>>>
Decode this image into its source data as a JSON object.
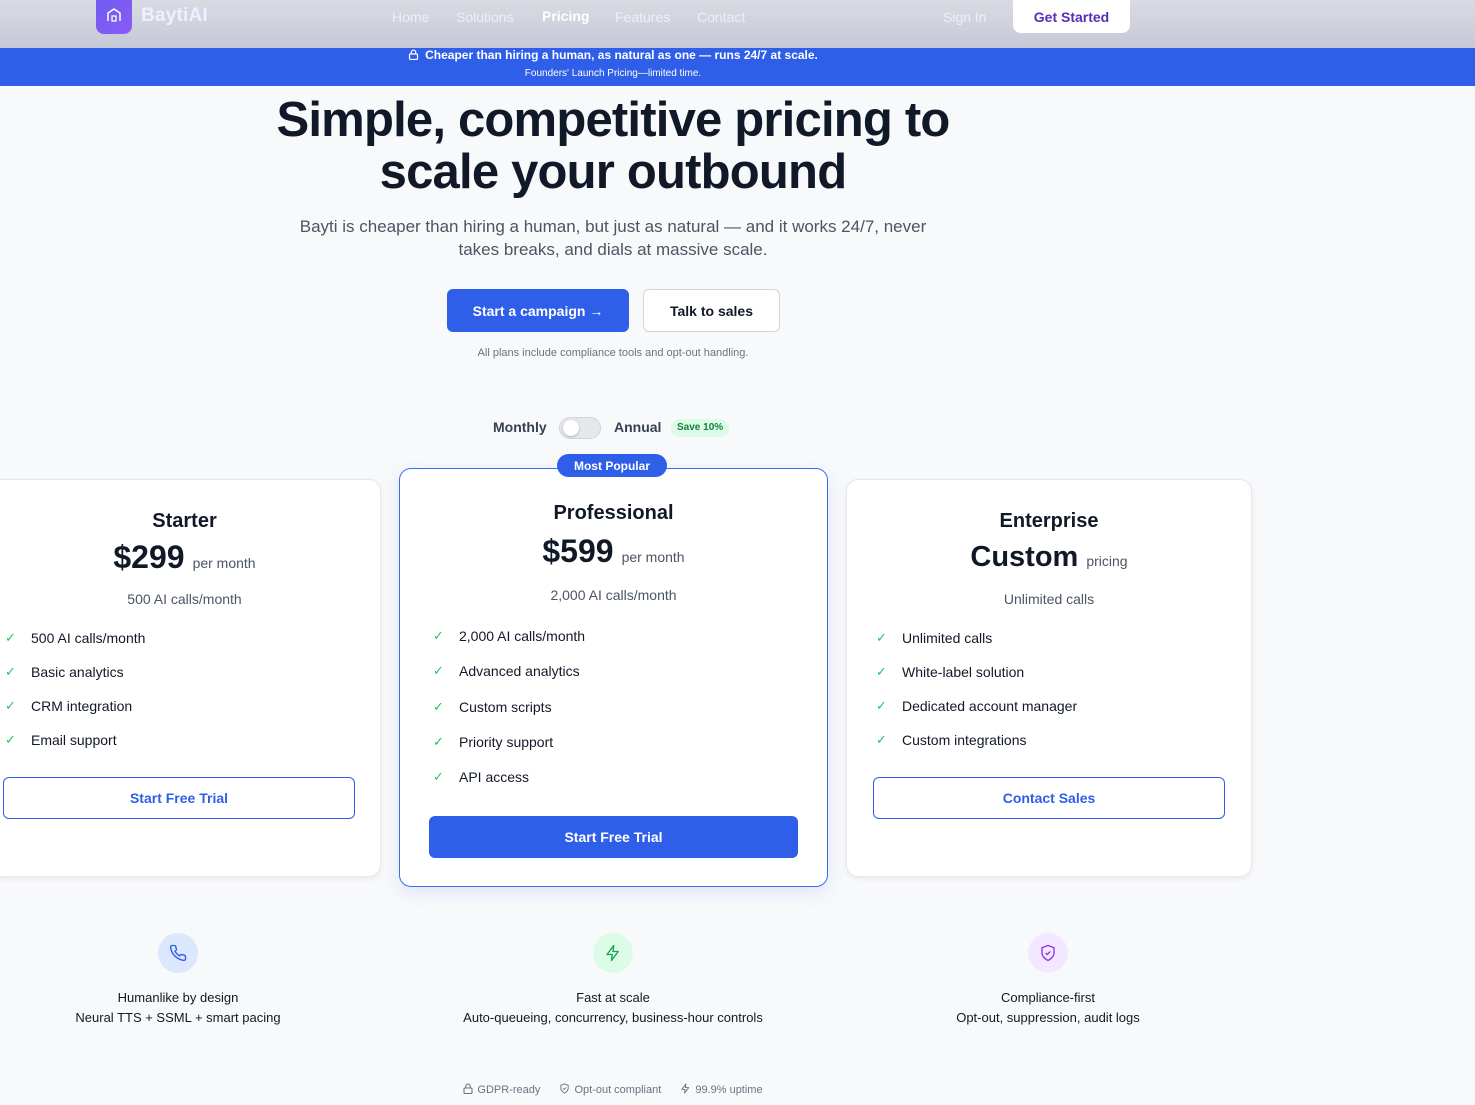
{
  "webview_tag": "webview",
  "brand": {
    "name": "BaytiAI",
    "icon": "building-icon"
  },
  "nav": {
    "links": [
      "Home",
      "Solutions",
      "Pricing",
      "Features",
      "Contact"
    ],
    "active": "Pricing",
    "signin": "Sign In",
    "cta": "Get Started"
  },
  "banner": {
    "icon": "lock-icon",
    "line1": "Cheaper than hiring a human, as natural as one — runs 24/7 at scale.",
    "line2": "Founders' Launch Pricing—limited time."
  },
  "hero": {
    "title_line1": "Simple, competitive pricing to",
    "title_line2": "scale your outbound",
    "subtitle": "Bayti is cheaper than hiring a human, but just as natural — and it works 24/7, never takes breaks, and dials at massive scale.",
    "primary_cta": "Start a campaign →",
    "secondary_cta": "Talk to sales",
    "note": "All plans include compliance tools and opt-out handling."
  },
  "billing": {
    "monthly_label": "Monthly",
    "annual_label": "Annual",
    "save_badge": "Save 10%",
    "annual_selected": false
  },
  "plans": [
    {
      "name": "Starter",
      "price": "$299",
      "unit": "per month",
      "calls": "500 AI calls/month",
      "features": [
        "500 AI calls/month",
        "Basic analytics",
        "CRM integration",
        "Email support"
      ],
      "cta": "Start Free Trial"
    },
    {
      "name": "Professional",
      "badge": "Most Popular",
      "price": "$599",
      "unit": "per month",
      "calls": "2,000 AI calls/month",
      "features": [
        "2,000 AI calls/month",
        "Advanced analytics",
        "Custom scripts",
        "Priority support",
        "API access"
      ],
      "cta": "Start Free Trial"
    },
    {
      "name": "Enterprise",
      "price": "Custom",
      "unit": "pricing",
      "calls": "Unlimited calls",
      "features": [
        "Unlimited calls",
        "White-label solution",
        "Dedicated account manager",
        "Custom integrations"
      ],
      "cta": "Contact Sales"
    }
  ],
  "benefits": [
    {
      "icon": "phone-icon",
      "title": "Humanlike by design",
      "desc": "Neural TTS + SSML + smart pacing",
      "color": "#2f5ee8",
      "bg": "#dbe7fd"
    },
    {
      "icon": "lightning-icon",
      "title": "Fast at scale",
      "desc": "Auto-queueing, concurrency, business-hour controls",
      "color": "#16a34a",
      "bg": "#dcfce7"
    },
    {
      "icon": "shield-check-icon",
      "title": "Compliance-first",
      "desc": "Opt-out, suppression, audit logs",
      "color": "#9333ea",
      "bg": "#f3e8ff"
    }
  ],
  "trust_badges": [
    {
      "icon": "lock-icon",
      "label": "GDPR-ready"
    },
    {
      "icon": "shield-icon",
      "label": "Opt-out compliant"
    },
    {
      "icon": "lightning-icon",
      "label": "99.9% uptime"
    }
  ]
}
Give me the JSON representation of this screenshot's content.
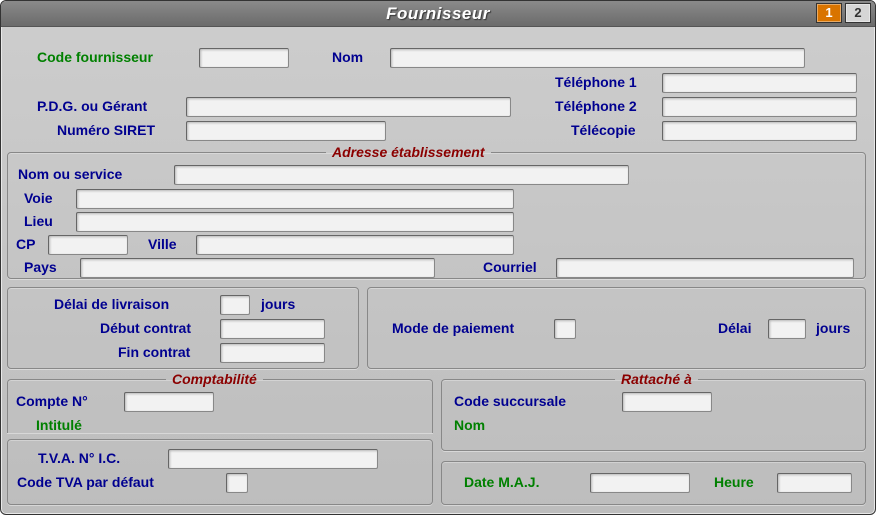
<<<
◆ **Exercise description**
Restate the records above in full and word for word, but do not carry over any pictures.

◆ **Response box**
Decode this image into its source data as a JSON object.
{
  "webview_tag": "webview",
  "brand": {
    "name": "BaytiAI",
    "icon": "building-icon"
  },
  "nav": {
    "links": [
      "Home",
      "Solutions",
      "Pricing",
      "Features",
      "Contact"
    ],
    "active": "Pricing",
    "signin": "Sign In",
    "cta": "Get Started"
  },
  "banner": {
    "icon": "lock-icon",
    "line1": "Cheaper than hiring a human, as natural as one — runs 24/7 at scale.",
    "line2": "Founders' Launch Pricing—limited time."
  },
  "hero": {
    "title_line1": "Simple, competitive pricing to",
    "title_line2": "scale your outbound",
    "subtitle": "Bayti is cheaper than hiring a human, but just as natural — and it works 24/7, never takes breaks, and dials at massive scale.",
    "primary_cta": "Start a campaign →",
    "secondary_cta": "Talk to sales",
    "note": "All plans include compliance tools and opt-out handling."
  },
  "billing": {
    "monthly_label": "Monthly",
    "annual_label": "Annual",
    "save_badge": "Save 10%",
    "annual_selected": false
  },
  "plans": [
    {
      "name": "Starter",
      "price": "$299",
      "unit": "per month",
      "calls": "500 AI calls/month",
      "features": [
        "500 AI calls/month",
        "Basic analytics",
        "CRM integration",
        "Email support"
      ],
      "cta": "Start Free Trial"
    },
    {
      "name": "Professional",
      "badge": "Most Popular",
      "price": "$599",
      "unit": "per month",
      "calls": "2,000 AI calls/month",
      "features": [
        "2,000 AI calls/month",
        "Advanced analytics",
        "Custom scripts",
        "Priority support",
        "API access"
      ],
      "cta": "Start Free Trial"
    },
    {
      "name": "Enterprise",
      "price": "Custom",
      "unit": "pricing",
      "calls": "Unlimited calls",
      "features": [
        "Unlimited calls",
        "White-label solution",
        "Dedicated account manager",
        "Custom integrations"
      ],
      "cta": "Contact Sales"
    }
  ],
  "benefits": [
    {
      "icon": "phone-icon",
      "title": "Humanlike by design",
      "desc": "Neural TTS + SSML + smart pacing",
      "color": "#2f5ee8",
      "bg": "#dbe7fd"
    },
    {
      "icon": "lightning-icon",
      "title": "Fast at scale",
      "desc": "Auto-queueing, concurrency, business-hour controls",
      "color": "#16a34a",
      "bg": "#dcfce7"
    },
    {
      "icon": "shield-check-icon",
      "title": "Compliance-first",
      "desc": "Opt-out, suppression, audit logs",
      "color": "#9333ea",
      "bg": "#f3e8ff"
    }
  ],
  "trust_badges": [
    {
      "icon": "lock-icon",
      "label": "GDPR-ready"
    },
    {
      "icon": "shield-icon",
      "label": "Opt-out compliant"
    },
    {
      "icon": "lightning-icon",
      "label": "99.9% uptime"
    }
  ]
}
Give me the JSON representation of this screenshot's content.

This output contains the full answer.